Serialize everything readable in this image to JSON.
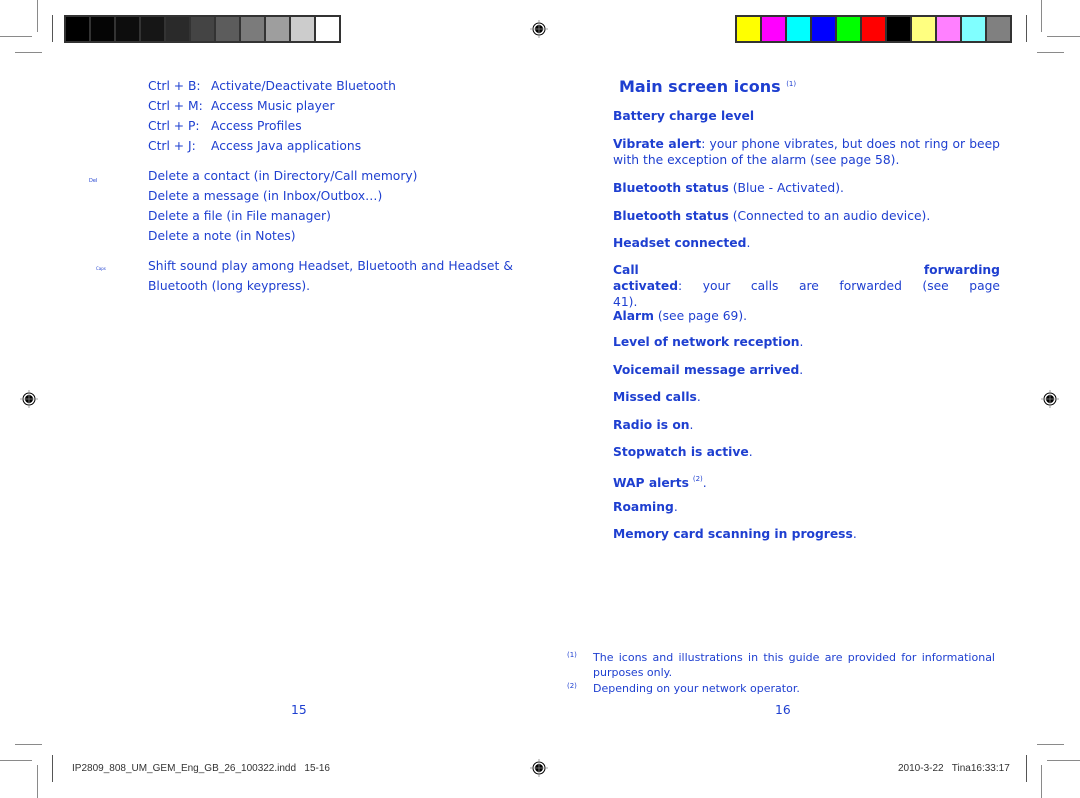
{
  "print_marks": {
    "gray_swatches": [
      "#000000",
      "#050505",
      "#0d0d0d",
      "#161616",
      "#2a2a2a",
      "#444444",
      "#5c5c5c",
      "#7b7b7b",
      "#9e9e9e",
      "#cccccc",
      "#ffffff"
    ],
    "color_swatches": [
      "#ffff00",
      "#ff00ff",
      "#00ffff",
      "#0000ff",
      "#00ff00",
      "#ff0000",
      "#000000",
      "#ffff80",
      "#ff80ff",
      "#80ffff",
      "#808080"
    ]
  },
  "left_page": {
    "shortcuts": [
      {
        "key": "Ctrl + B:",
        "action": "Activate/Deactivate Bluetooth"
      },
      {
        "key": "Ctrl + M:",
        "action": "Access Music player"
      },
      {
        "key": "Ctrl + P:",
        "action": "Access Profiles"
      },
      {
        "key": "Ctrl + J:",
        "action": "Access Java applications"
      }
    ],
    "del_key_label": "Del",
    "delete_items": [
      "Delete a contact (in Directory/Call memory)",
      "Delete a message (in Inbox/Outbox…)",
      "Delete a file (in File manager)",
      "Delete a note (in Notes)"
    ],
    "caps_key_label": "Caps",
    "caps_text_line1": "Shift sound play among Headset, Bluetooth and Headset &",
    "caps_text_line2": "Bluetooth (long keypress).",
    "page_number": "15"
  },
  "right_page": {
    "title": "Main screen icons",
    "title_footnote": "(1)",
    "items": [
      {
        "bold": "Battery charge level",
        "rest": ""
      },
      {
        "bold": "Vibrate alert",
        "rest": ": your phone vibrates, but does not ring or beep",
        "rest2": "with the exception of the alarm (see page 58)."
      },
      {
        "bold": "Bluetooth status",
        "rest": " (Blue - Activated)."
      },
      {
        "bold": "Bluetooth status",
        "rest": " (Connected to an audio device)."
      },
      {
        "bold": "Headset connected",
        "rest": "."
      },
      {
        "bold": "Call forwarding activated",
        "rest": ": your calls are forwarded (see page",
        "rest2": "41)."
      },
      {
        "bold": "Alarm",
        "rest": " (see page 69)."
      },
      {
        "bold": "Level of network reception",
        "rest": "."
      },
      {
        "bold": "Voicemail message arrived",
        "rest": "."
      },
      {
        "bold": "Missed calls",
        "rest": "."
      },
      {
        "bold": "Radio is on",
        "rest": "."
      },
      {
        "bold": "Stopwatch is active",
        "rest": "."
      },
      {
        "bold": "WAP alerts",
        "sup": "(2)",
        "rest": "."
      },
      {
        "bold": "Roaming",
        "rest": "."
      },
      {
        "bold": "Memory card scanning in progress",
        "rest": "."
      }
    ],
    "footnotes": [
      {
        "mark": "(1)",
        "line1": "The icons and illustrations in this guide are provided for informational",
        "line2": "purposes only."
      },
      {
        "mark": "(2)",
        "line1": "Depending on your network operator."
      }
    ],
    "page_number": "16"
  },
  "slug": {
    "filename": "IP2809_808_UM_GEM_Eng_GB_26_100322.indd   15-16",
    "timestamp": "2010-3-22   Tina16:33:17"
  }
}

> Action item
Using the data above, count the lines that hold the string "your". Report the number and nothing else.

> Answer
3